- Identifying effective ways of improving retention and completion rates within the realities of today’s higher education context
- Measuring and assessing student engagement and how the various forms of engagement relate to outcomes
- Role, impact, and ethical use of predictive analytics
- Demonstrating impact of student affairs on success
- How best to track and understand persistence across institutions (not just within an institution)
- Better understanding and improving transfer student success – time to degree, rate of transfer
- Designing for equity and justice and investigating the effects of designing for equity and justice on student satisfaction, perceptions of climate, on student satisfaction, and perceptions of climate.
- Identifying new ways to measure student learning outside the classroom
- Impact of the personalization of the student experience
- Identifying students who are not engaged and determining what, if anything, can be done
Changing Nature of Work in Higher Education
- Impact of students’ increasingly complex lives on the educational process
- The education or training that is actually needed to do the work in student affairs
- Competency based education and the implications for the co-curriculum
- Impact of technology-enabled education
- Impact of the compliance burden
- Exploring relative effectiveness of student affairs structures, such as functional areas versus generalization of practice
- Development and fundraising in student affairs
- Rise in one-stop shop models of service and impact on meeting student needs
- How the marketplace and job projections inform the mix of curriculum and co-curricular offerings
- Use of alternative means of demonstrating what students learned (e.g., badges, certificates, co-curricular transcripts)
- Impact on engagement
- Impact on community development
- Impact on student development (e.g., delaying separation from parents/family; digital identity development)
- Technological applications to enhance student affairs work
- Recruiting and serving low income/high ability students
- Challenges related to affordability
- Short- and long-term institutional strategies to reach prospective students
- How to attract and serve students representing evolving demographics (ages, races, documented status, income level, campus or distance, students with some credits but no degree, etc.)
- Financing higher education for a more economically diverse student body
- Funding models for public and private higher education
- The sustainability of having students pay an increasing percentage of their education
- How to diversify funding streams
- Impact of student debt on recruitment, enrollment, and alumni engagement
Changing Government and Public Roles and Expectations Relative to Higher Education
- Impact of decreased state funding
- Impact of increased compliance burdens
- Effect of laws on campus (concealed carry, financial literacy, civic education, etc.)
- Many more external groups are asserting expectations about higher education (legislatures, employers, parents, think tanks, etc.)
- Exploring the role of postsecondary institutions in broader societal issues related to equity and justice.
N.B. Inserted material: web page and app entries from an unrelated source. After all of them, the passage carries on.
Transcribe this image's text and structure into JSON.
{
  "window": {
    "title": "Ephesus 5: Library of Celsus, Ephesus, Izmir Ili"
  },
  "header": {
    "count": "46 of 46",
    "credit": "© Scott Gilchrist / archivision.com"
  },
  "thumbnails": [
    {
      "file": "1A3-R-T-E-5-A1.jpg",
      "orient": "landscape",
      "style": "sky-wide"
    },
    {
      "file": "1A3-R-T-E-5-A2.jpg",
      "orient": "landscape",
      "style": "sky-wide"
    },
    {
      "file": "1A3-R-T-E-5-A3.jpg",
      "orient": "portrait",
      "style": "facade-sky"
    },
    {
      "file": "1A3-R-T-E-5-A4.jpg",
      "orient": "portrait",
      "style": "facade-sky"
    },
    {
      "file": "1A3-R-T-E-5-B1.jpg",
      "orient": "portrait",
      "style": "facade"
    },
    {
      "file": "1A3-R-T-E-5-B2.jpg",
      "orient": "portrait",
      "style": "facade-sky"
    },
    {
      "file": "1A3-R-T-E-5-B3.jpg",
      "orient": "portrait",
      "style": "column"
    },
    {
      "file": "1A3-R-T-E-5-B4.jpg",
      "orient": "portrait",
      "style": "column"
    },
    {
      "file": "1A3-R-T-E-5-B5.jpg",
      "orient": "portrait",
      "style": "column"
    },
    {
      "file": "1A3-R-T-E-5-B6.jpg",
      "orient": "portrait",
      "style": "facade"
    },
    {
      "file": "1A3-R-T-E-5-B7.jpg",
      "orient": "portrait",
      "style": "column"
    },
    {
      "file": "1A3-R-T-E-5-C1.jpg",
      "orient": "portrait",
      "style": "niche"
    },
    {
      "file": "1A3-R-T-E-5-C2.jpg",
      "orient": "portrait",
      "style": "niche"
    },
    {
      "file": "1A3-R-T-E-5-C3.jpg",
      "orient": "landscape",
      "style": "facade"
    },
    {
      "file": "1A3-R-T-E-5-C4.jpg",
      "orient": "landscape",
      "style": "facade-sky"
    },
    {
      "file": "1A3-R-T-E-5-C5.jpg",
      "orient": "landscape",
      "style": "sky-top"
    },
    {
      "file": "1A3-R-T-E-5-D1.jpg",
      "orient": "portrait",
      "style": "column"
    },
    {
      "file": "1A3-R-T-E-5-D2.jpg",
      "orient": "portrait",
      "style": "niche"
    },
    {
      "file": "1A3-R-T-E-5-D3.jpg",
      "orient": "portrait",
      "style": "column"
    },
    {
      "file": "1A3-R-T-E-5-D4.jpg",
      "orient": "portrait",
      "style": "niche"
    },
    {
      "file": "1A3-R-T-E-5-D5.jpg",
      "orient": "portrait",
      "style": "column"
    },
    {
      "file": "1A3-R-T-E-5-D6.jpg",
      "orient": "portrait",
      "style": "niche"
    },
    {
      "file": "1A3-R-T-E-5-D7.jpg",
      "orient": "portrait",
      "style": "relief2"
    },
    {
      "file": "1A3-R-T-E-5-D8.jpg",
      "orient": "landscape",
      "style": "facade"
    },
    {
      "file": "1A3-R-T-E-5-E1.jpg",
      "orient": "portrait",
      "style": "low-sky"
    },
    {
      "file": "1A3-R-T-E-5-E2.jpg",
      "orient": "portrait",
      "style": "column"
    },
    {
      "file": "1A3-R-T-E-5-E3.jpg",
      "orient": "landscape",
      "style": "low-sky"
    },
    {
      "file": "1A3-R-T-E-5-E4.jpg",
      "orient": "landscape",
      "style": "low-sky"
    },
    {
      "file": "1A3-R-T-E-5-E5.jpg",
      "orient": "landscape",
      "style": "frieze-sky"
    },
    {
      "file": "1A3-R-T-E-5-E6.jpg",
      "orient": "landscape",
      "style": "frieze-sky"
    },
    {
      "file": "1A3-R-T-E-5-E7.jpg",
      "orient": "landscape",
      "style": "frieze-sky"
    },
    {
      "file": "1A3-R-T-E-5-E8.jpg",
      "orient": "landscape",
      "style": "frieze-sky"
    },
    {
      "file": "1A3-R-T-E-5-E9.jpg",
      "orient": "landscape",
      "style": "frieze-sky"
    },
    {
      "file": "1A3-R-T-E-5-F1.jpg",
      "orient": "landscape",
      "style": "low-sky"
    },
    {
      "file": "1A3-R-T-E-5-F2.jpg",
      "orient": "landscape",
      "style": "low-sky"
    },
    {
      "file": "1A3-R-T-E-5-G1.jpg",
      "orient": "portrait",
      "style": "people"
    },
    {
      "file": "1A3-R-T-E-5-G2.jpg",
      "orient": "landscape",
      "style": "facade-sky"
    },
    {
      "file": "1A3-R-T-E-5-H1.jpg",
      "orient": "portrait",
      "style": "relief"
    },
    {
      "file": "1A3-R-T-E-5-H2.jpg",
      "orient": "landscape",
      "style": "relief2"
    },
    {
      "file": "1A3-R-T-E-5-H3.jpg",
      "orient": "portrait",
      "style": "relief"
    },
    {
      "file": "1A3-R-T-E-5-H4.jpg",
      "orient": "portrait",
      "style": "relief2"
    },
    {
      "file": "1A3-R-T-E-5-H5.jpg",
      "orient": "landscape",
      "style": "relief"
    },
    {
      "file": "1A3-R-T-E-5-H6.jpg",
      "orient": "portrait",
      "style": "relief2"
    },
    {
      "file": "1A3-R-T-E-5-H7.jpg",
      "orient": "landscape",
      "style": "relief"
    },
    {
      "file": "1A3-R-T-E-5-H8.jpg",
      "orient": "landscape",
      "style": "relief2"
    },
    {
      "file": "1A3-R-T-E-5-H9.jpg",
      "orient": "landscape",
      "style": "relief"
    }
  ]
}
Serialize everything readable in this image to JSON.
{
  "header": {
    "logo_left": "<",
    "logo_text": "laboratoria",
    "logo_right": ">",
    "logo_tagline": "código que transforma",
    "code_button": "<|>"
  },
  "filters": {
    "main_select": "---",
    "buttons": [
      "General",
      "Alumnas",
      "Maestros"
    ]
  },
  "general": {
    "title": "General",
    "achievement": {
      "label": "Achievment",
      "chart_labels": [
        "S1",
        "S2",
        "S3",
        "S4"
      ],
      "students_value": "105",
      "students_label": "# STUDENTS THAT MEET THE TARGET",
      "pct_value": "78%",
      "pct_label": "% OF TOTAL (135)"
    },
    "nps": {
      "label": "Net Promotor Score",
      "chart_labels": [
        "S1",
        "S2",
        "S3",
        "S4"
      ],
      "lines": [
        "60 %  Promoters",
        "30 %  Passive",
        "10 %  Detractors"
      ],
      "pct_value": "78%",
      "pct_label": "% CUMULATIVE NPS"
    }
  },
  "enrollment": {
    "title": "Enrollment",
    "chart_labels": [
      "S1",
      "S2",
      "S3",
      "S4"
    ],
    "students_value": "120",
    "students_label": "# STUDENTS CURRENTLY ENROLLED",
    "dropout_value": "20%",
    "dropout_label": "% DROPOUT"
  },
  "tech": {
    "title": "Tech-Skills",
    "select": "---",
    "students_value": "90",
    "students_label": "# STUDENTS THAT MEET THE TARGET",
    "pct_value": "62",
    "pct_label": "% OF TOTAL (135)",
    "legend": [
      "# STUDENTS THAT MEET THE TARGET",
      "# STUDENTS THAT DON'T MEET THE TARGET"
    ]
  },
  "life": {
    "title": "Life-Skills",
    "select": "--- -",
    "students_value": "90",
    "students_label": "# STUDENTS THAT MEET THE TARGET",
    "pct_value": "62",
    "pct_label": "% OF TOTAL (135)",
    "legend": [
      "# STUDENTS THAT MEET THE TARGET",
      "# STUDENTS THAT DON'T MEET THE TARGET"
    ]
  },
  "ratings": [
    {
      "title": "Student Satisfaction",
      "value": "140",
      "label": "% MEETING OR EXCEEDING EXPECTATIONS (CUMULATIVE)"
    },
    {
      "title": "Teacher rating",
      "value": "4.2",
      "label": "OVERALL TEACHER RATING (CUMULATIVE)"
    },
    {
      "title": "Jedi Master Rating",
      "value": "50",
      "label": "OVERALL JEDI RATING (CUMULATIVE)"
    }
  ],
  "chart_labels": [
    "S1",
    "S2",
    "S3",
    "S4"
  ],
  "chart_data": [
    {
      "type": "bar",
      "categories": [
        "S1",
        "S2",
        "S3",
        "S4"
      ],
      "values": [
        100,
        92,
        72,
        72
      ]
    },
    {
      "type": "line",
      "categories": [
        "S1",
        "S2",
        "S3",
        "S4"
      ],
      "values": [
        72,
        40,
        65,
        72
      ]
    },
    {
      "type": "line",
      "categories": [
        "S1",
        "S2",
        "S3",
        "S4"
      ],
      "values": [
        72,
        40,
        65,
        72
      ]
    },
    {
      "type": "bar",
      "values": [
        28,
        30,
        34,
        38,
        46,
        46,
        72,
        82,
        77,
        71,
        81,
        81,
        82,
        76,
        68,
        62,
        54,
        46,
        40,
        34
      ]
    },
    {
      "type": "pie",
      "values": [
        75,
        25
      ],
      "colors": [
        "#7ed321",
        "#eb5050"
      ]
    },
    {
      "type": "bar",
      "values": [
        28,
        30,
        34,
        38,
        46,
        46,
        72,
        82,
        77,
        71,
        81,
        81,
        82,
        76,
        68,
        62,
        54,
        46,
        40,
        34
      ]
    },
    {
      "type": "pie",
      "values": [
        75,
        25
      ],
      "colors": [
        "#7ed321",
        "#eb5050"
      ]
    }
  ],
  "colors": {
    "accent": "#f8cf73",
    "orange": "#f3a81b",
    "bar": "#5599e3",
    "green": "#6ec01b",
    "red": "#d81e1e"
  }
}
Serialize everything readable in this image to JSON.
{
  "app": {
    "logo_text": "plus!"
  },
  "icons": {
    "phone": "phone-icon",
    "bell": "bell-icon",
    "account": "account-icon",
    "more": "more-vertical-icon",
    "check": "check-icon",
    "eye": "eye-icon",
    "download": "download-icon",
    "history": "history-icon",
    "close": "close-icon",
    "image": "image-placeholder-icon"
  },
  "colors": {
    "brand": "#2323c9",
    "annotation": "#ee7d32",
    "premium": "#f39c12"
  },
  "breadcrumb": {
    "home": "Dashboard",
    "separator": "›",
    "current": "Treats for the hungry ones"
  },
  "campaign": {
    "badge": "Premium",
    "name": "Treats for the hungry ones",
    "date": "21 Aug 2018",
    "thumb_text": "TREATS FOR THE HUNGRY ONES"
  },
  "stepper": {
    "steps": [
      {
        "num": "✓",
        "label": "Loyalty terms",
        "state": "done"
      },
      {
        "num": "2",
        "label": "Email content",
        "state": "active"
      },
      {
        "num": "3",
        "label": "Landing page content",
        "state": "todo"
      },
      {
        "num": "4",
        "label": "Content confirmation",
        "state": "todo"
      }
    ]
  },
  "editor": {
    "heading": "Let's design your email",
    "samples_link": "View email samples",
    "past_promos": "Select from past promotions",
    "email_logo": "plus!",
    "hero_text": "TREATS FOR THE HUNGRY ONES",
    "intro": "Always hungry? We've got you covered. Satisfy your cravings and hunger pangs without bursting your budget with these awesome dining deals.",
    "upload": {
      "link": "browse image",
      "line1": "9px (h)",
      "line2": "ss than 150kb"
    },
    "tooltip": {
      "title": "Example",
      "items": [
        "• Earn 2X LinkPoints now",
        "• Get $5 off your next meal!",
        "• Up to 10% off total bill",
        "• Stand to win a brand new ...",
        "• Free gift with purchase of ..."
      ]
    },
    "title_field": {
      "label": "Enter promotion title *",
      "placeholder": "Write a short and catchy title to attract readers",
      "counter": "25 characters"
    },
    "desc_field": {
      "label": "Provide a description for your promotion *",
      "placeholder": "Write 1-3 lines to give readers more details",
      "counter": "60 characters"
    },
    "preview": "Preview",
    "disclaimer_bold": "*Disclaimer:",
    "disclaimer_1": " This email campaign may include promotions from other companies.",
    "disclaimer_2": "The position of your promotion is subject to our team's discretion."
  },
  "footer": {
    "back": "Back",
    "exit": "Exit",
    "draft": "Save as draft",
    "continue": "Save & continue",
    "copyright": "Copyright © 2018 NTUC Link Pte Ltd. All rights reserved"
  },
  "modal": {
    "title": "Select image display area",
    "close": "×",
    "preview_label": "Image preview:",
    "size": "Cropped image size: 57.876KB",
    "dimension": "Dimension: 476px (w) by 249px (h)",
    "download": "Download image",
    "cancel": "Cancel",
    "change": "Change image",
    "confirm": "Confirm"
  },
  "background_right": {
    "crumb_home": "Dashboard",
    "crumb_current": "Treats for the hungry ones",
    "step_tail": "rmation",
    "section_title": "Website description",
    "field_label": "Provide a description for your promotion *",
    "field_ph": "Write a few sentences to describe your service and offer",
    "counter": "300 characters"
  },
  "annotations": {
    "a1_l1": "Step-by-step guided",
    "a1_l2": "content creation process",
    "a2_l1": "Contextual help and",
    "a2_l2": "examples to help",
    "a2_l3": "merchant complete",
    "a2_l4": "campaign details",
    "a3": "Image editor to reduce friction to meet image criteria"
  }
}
- Impact of seeing education as a commodity
- Impact of increasingly intrusive media/social media
- State/Federal policy impact on MSIs
- Exploring how we can demonstrate both the private good outcomes AND the public good outcomes
- Understanding and addressing the decline in the public’s confidence in higher education